**What this task involves**
Give exactly the lines from the one that contains "Enumerate this screenshot's" through the end of the entries below, both included; the pictures stay out.

**Data for this task**
|---|

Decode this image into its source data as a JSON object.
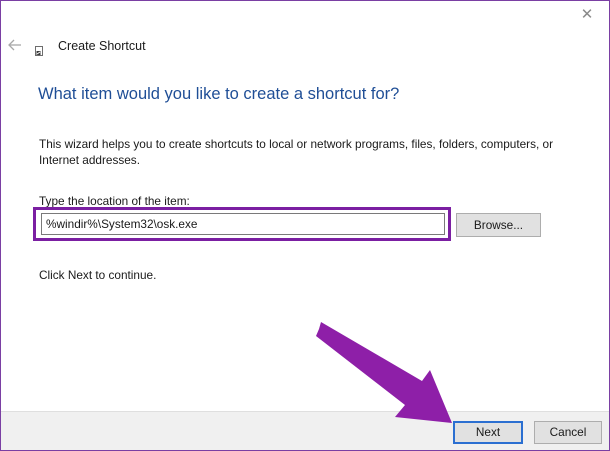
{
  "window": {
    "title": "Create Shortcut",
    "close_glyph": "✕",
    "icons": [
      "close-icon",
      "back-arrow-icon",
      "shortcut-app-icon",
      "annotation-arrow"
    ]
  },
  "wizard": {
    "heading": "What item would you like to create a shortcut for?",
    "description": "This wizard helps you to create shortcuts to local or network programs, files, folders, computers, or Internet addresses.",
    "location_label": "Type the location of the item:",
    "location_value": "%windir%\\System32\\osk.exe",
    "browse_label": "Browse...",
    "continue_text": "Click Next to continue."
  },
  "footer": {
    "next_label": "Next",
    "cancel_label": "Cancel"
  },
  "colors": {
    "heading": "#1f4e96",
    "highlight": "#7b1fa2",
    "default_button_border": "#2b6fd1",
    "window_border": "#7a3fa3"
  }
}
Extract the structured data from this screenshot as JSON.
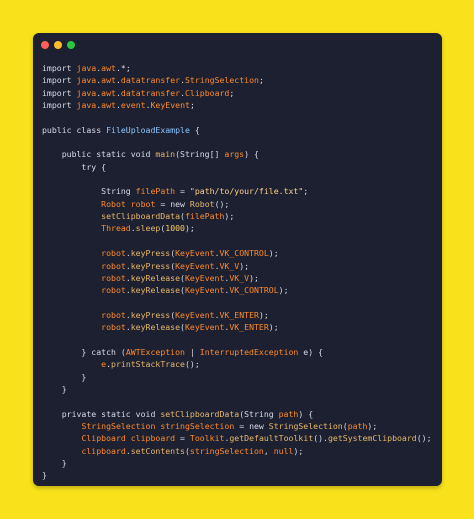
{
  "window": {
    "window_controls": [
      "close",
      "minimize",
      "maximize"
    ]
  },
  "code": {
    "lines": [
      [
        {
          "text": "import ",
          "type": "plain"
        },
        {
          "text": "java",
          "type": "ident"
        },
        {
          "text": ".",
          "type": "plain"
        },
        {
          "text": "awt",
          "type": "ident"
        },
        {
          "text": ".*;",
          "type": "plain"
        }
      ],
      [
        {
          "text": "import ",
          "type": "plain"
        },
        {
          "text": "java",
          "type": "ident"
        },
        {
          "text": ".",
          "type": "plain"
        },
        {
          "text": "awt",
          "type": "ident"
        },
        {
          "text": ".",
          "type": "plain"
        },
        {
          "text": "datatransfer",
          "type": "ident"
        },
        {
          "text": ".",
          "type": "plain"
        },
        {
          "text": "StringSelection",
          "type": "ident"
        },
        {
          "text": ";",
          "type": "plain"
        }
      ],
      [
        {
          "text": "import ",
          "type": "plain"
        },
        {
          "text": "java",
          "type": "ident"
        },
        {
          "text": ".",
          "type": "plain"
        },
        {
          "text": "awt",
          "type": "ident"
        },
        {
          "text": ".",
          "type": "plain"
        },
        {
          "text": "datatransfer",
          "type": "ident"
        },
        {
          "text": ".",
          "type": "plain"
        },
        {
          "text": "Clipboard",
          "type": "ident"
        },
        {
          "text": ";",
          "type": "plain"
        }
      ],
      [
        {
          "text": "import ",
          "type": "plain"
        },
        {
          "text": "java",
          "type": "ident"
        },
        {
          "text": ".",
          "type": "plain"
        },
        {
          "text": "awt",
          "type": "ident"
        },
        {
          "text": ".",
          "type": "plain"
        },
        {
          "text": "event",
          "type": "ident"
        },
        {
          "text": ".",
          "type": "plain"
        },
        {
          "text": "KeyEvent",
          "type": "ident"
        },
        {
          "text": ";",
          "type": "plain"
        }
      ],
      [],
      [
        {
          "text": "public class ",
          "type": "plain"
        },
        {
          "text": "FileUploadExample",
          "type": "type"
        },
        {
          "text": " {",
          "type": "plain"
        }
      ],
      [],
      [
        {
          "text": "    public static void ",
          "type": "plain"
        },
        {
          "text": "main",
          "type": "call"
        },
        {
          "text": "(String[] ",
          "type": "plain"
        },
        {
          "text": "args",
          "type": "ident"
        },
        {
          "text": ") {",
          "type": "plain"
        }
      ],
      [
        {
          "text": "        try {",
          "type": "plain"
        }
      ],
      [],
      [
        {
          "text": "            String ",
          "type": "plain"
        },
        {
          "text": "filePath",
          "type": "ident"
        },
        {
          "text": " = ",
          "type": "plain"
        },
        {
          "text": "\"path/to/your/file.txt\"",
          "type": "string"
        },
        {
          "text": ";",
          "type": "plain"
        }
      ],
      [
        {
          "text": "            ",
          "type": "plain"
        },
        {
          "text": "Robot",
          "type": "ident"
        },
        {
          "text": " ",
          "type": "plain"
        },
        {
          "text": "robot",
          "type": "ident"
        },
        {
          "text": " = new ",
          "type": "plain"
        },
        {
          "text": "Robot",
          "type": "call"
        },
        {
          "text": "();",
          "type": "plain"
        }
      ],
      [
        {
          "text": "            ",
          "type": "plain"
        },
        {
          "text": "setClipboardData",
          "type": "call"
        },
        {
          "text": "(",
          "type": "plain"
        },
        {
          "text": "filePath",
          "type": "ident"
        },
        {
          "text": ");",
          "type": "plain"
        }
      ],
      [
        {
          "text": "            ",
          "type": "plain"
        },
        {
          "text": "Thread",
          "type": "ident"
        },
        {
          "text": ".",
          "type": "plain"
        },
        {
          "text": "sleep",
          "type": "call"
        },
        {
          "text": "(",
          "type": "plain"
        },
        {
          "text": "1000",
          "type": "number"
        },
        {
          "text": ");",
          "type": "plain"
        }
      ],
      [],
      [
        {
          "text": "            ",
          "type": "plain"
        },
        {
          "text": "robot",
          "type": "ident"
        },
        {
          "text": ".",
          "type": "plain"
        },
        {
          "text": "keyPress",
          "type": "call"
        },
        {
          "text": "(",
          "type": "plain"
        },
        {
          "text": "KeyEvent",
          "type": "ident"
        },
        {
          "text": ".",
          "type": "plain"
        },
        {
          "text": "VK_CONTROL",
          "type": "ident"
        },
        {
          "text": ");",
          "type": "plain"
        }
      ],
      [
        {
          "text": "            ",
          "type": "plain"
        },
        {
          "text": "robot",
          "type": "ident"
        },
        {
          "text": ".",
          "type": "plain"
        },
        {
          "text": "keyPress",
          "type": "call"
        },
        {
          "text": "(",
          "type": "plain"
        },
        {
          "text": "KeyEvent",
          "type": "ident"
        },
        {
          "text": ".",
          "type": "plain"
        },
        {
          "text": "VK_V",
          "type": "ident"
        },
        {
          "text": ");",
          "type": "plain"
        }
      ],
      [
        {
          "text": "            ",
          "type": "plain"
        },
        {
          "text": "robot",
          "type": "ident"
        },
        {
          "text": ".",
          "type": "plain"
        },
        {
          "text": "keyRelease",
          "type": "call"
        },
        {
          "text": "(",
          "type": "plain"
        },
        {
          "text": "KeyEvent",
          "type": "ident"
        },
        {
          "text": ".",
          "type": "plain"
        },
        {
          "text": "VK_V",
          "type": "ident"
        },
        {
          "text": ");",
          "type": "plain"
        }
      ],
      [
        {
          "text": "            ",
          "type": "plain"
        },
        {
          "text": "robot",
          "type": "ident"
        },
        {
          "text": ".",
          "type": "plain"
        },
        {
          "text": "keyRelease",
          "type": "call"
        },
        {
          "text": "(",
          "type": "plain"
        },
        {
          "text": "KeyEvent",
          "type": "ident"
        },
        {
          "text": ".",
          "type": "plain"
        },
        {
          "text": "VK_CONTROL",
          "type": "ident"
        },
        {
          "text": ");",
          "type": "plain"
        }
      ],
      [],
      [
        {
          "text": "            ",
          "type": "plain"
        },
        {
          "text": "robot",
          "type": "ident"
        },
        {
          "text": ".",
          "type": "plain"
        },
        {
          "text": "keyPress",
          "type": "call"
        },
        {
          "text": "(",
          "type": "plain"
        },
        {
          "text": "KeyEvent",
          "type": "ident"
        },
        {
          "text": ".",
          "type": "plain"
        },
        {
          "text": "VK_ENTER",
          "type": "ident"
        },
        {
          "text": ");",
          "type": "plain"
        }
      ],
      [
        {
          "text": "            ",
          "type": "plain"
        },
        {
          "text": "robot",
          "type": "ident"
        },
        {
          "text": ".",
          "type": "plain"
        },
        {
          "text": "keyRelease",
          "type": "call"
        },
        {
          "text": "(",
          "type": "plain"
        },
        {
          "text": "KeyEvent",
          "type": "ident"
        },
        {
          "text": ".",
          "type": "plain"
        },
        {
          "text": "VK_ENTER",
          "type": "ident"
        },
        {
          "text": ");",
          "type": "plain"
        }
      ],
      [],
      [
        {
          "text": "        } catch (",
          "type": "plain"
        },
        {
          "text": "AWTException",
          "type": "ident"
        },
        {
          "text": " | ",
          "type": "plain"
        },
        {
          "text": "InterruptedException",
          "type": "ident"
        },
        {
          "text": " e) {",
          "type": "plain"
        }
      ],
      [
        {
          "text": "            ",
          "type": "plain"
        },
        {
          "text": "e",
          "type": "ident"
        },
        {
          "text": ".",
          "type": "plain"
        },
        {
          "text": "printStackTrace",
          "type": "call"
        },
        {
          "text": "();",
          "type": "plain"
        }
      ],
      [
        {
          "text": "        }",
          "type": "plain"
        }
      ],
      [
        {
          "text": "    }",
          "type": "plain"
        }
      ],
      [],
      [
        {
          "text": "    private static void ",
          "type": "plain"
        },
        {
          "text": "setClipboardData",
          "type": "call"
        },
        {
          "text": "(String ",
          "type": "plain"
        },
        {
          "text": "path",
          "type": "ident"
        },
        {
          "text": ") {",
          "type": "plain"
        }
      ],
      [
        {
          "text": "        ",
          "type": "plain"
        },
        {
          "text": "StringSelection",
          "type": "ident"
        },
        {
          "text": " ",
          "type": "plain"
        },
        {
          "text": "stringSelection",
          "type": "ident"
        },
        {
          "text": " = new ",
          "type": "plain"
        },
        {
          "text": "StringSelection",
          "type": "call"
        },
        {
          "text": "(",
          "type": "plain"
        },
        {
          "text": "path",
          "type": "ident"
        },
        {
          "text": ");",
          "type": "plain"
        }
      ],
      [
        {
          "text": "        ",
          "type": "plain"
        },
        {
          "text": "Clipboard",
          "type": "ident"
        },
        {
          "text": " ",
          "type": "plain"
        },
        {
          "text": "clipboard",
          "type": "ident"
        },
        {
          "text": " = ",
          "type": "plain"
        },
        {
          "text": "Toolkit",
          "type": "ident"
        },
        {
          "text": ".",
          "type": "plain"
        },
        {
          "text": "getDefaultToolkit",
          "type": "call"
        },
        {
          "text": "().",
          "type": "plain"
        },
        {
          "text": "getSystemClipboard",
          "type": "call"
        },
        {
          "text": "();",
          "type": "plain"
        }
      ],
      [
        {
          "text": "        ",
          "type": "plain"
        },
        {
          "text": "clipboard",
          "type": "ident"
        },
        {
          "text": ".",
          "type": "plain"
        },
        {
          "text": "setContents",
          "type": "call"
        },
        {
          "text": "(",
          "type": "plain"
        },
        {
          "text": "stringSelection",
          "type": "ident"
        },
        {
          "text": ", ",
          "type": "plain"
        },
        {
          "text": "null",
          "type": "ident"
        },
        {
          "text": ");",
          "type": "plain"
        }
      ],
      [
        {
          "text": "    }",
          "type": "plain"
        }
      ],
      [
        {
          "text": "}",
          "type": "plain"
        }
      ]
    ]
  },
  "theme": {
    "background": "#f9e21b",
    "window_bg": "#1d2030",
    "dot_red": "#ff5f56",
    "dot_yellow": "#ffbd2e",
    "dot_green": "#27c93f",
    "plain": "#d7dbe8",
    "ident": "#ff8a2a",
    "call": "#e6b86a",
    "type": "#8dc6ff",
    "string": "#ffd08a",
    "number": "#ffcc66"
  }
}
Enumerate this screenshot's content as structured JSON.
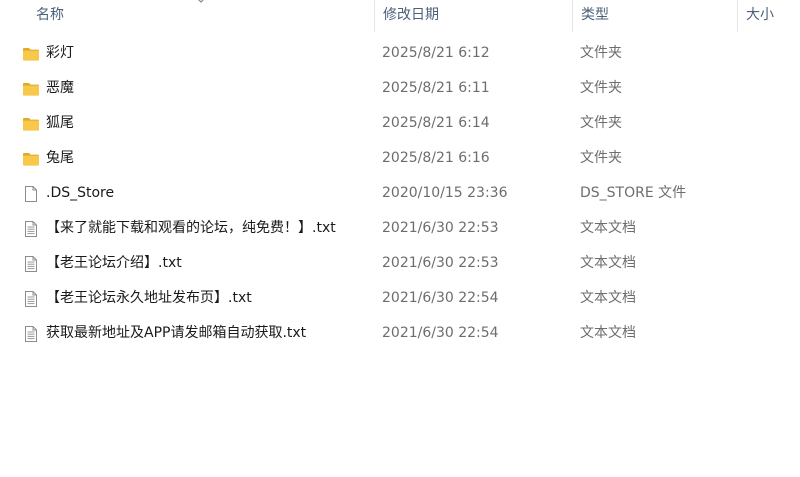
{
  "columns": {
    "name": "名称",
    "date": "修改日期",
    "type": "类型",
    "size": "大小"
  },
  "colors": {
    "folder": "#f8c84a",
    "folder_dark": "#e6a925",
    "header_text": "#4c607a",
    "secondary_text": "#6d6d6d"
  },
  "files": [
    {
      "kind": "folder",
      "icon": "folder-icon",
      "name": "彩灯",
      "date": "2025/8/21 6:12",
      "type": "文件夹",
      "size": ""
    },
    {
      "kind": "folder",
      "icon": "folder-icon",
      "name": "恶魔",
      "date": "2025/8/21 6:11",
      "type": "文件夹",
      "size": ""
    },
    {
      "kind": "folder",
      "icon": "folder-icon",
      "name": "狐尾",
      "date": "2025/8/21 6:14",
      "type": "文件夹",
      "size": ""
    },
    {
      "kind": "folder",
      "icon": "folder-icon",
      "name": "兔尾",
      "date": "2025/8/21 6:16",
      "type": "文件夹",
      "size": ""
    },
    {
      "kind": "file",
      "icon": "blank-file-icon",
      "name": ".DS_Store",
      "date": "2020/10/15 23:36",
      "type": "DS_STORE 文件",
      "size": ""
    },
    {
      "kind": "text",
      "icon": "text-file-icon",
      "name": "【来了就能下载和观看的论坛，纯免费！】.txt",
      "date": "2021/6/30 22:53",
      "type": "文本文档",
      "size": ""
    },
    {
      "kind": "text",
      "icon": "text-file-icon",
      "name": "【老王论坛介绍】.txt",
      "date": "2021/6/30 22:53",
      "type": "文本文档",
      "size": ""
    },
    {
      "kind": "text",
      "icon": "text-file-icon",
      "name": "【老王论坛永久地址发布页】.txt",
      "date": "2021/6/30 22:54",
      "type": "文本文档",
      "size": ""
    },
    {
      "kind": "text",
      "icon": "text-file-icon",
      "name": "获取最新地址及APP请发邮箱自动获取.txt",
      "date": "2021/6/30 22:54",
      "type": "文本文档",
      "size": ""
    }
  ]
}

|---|

**Result of the exercise**
Enumerate this screenshot's content as structured JSON.
{
  "columns": {
    "name": "名称",
    "date": "修改日期",
    "type": "类型",
    "size": "大小"
  },
  "colors": {
    "folder": "#f8c84a",
    "folder_dark": "#e6a925",
    "header_text": "#4c607a",
    "secondary_text": "#6d6d6d"
  },
  "files": [
    {
      "kind": "folder",
      "icon": "folder-icon",
      "name": "彩灯",
      "date": "2025/8/21 6:12",
      "type": "文件夹",
      "size": ""
    },
    {
      "kind": "folder",
      "icon": "folder-icon",
      "name": "恶魔",
      "date": "2025/8/21 6:11",
      "type": "文件夹",
      "size": ""
    },
    {
      "kind": "folder",
      "icon": "folder-icon",
      "name": "狐尾",
      "date": "2025/8/21 6:14",
      "type": "文件夹",
      "size": ""
    },
    {
      "kind": "folder",
      "icon": "folder-icon",
      "name": "兔尾",
      "date": "2025/8/21 6:16",
      "type": "文件夹",
      "size": ""
    },
    {
      "kind": "file",
      "icon": "blank-file-icon",
      "name": ".DS_Store",
      "date": "2020/10/15 23:36",
      "type": "DS_STORE 文件",
      "size": ""
    },
    {
      "kind": "text",
      "icon": "text-file-icon",
      "name": "【来了就能下载和观看的论坛，纯免费！】.txt",
      "date": "2021/6/30 22:53",
      "type": "文本文档",
      "size": ""
    },
    {
      "kind": "text",
      "icon": "text-file-icon",
      "name": "【老王论坛介绍】.txt",
      "date": "2021/6/30 22:53",
      "type": "文本文档",
      "size": ""
    },
    {
      "kind": "text",
      "icon": "text-file-icon",
      "name": "【老王论坛永久地址发布页】.txt",
      "date": "2021/6/30 22:54",
      "type": "文本文档",
      "size": ""
    },
    {
      "kind": "text",
      "icon": "text-file-icon",
      "name": "获取最新地址及APP请发邮箱自动获取.txt",
      "date": "2021/6/30 22:54",
      "type": "文本文档",
      "size": ""
    }
  ]
}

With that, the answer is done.